Supplied records:

————————

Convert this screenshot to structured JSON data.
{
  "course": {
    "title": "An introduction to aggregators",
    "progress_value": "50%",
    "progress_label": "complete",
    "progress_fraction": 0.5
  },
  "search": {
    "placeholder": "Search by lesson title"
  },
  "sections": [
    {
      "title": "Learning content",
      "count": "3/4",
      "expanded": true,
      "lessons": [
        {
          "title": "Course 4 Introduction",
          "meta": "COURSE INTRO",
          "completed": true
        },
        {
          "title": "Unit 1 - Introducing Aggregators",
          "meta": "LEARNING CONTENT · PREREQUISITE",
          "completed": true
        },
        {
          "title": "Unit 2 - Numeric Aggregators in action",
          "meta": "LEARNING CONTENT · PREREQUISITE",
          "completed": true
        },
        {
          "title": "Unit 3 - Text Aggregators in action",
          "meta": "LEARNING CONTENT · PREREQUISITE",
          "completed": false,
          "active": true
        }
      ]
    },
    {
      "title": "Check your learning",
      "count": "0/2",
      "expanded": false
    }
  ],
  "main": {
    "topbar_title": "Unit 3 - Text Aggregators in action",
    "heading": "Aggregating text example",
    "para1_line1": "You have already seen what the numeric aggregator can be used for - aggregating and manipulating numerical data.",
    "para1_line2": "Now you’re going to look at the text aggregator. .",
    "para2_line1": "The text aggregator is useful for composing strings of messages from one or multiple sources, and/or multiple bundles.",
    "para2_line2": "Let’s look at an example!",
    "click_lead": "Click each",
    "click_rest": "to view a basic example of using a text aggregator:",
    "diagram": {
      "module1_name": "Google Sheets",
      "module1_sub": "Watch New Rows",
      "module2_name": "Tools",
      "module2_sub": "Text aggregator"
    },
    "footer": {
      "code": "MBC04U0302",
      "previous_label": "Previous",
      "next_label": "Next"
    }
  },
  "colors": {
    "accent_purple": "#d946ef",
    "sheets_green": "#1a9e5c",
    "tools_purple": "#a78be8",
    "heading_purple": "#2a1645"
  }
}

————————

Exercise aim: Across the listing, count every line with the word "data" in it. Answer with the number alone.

Finished exercise: 2